## Exercise
Please repeat every entry exactly as written, but skip the pictures.

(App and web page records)
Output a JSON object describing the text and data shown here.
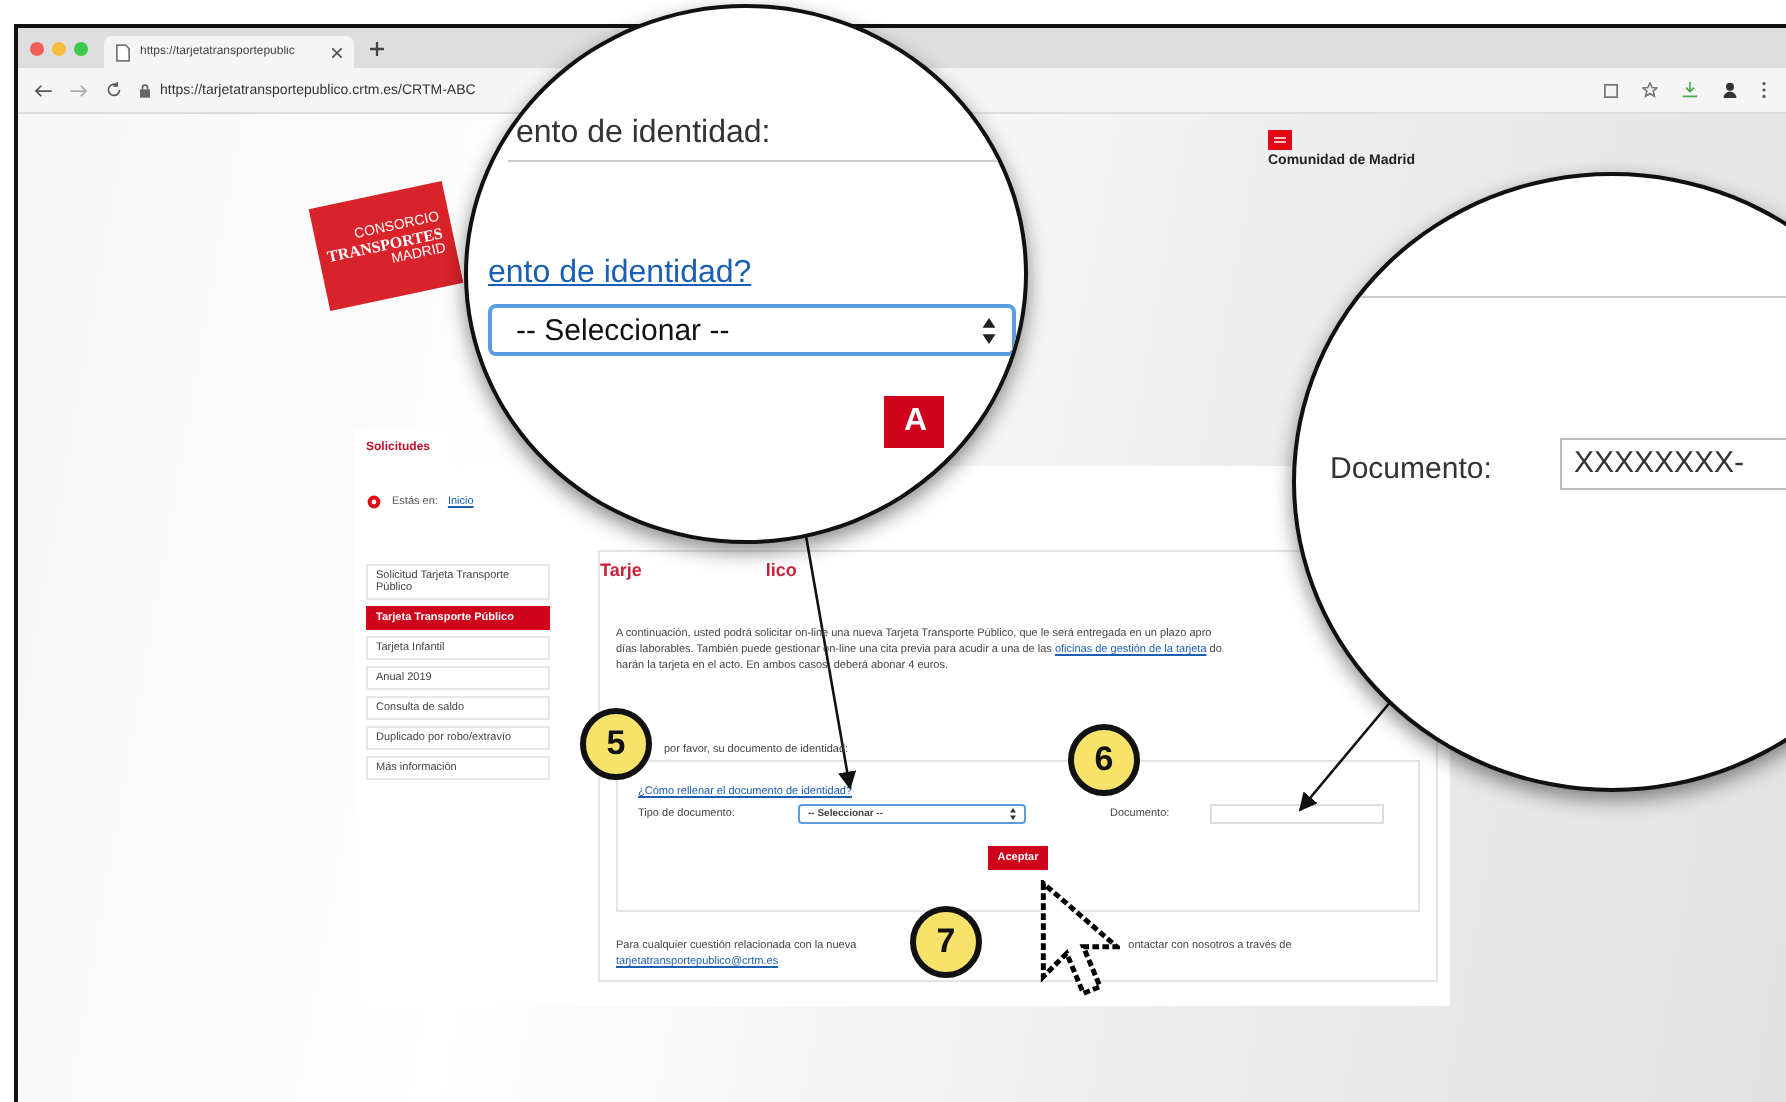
{
  "browser": {
    "tab_title": "https://tarjetatransportepublic",
    "url": "https://tarjetatransportepublico.crtm.es/CRTM-ABC"
  },
  "header": {
    "logo_lines": [
      "CONSORCIO",
      "TRANSPORTES",
      "MADRID"
    ],
    "region_name": "Comunidad de Madrid"
  },
  "section_tab": "Solicitudes",
  "breadcrumb": {
    "label": "Estás en:",
    "link": "Inicio"
  },
  "sidebar": {
    "items": [
      {
        "label": "Solicitud Tarjeta Transporte Público",
        "selected": false
      },
      {
        "label": "Tarjeta Transporte Público",
        "selected": true
      },
      {
        "label": "Tarjeta Infantil",
        "selected": false
      },
      {
        "label": "Anual 2019",
        "selected": false
      },
      {
        "label": "Consulta de saldo",
        "selected": false
      },
      {
        "label": "Duplicado por robo/extravío",
        "selected": false
      },
      {
        "label": "Más información",
        "selected": false
      }
    ]
  },
  "main": {
    "heading_parts": [
      "Tarje",
      "lico"
    ],
    "intro_lines": [
      {
        "text": "A continuación, usted podrá solicitar on-line una nueva Tarjeta Transporte Público, que le será entregada en un plazo apro"
      },
      {
        "text": "días laborables. También puede gestionar on-line una cita previa para acudir a una de las ",
        "link": "oficinas de gestión de la tarjeta",
        "after": " do"
      },
      {
        "text": "harán la tarjeta en el acto. En ambos casos, deberá abonar 4 euros."
      }
    ],
    "form_prompt": "por favor, su documento de identidad:",
    "help_link": "¿Cómo rellenar el documento de identidad?",
    "doc_type_label": "Tipo de documento:",
    "doc_type_value": "-- Seleccionar --",
    "doc_label": "Documento:",
    "submit": "Aceptar",
    "footer_start": "Para cualquier cuestión relacionada con la nueva",
    "footer_end": "ontactar con nosotros a través de",
    "footer_email": "tarjetatransportepublico@crtm.es"
  },
  "magnifier_left": {
    "label": "ento de identidad:",
    "link": "ento de identidad?",
    "select": "-- Seleccionar --",
    "button": "A"
  },
  "magnifier_right": {
    "label": "Documento:",
    "value": "XXXXXXXX-"
  },
  "badges": [
    "5",
    "6",
    "7"
  ]
}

## The completed task
Output a JSON object describing the text and data shown here.
{
  "browser": {
    "tab_title": "https://tarjetatransportepublic",
    "url": "https://tarjetatransportepublico.crtm.es/CRTM-ABC"
  },
  "header": {
    "logo_lines": [
      "CONSORCIO",
      "TRANSPORTES",
      "MADRID"
    ],
    "region_name": "Comunidad de Madrid"
  },
  "section_tab": "Solicitudes",
  "breadcrumb": {
    "label": "Estás en:",
    "link": "Inicio"
  },
  "sidebar": {
    "items": [
      {
        "label": "Solicitud Tarjeta Transporte Público",
        "selected": false
      },
      {
        "label": "Tarjeta Transporte Público",
        "selected": true
      },
      {
        "label": "Tarjeta Infantil",
        "selected": false
      },
      {
        "label": "Anual 2019",
        "selected": false
      },
      {
        "label": "Consulta de saldo",
        "selected": false
      },
      {
        "label": "Duplicado por robo/extravío",
        "selected": false
      },
      {
        "label": "Más información",
        "selected": false
      }
    ]
  },
  "main": {
    "heading_parts": [
      "Tarje",
      "lico"
    ],
    "intro_lines": [
      {
        "text": "A continuación, usted podrá solicitar on-line una nueva Tarjeta Transporte Público, que le será entregada en un plazo apro"
      },
      {
        "text": "días laborables. También puede gestionar on-line una cita previa para acudir a una de las ",
        "link": "oficinas de gestión de la tarjeta",
        "after": " do"
      },
      {
        "text": "harán la tarjeta en el acto. En ambos casos, deberá abonar 4 euros."
      }
    ],
    "form_prompt": "por favor, su documento de identidad:",
    "help_link": "¿Cómo rellenar el documento de identidad?",
    "doc_type_label": "Tipo de documento:",
    "doc_type_value": "-- Seleccionar --",
    "doc_label": "Documento:",
    "submit": "Aceptar",
    "footer_start": "Para cualquier cuestión relacionada con la nueva",
    "footer_end": "ontactar con nosotros a través de",
    "footer_email": "tarjetatransportepublico@crtm.es"
  },
  "magnifier_left": {
    "label": "ento de identidad:",
    "link": "ento de identidad?",
    "select": "-- Seleccionar --",
    "button": "A"
  },
  "magnifier_right": {
    "label": "Documento:",
    "value": "XXXXXXXX-"
  },
  "badges": [
    "5",
    "6",
    "7"
  ]
}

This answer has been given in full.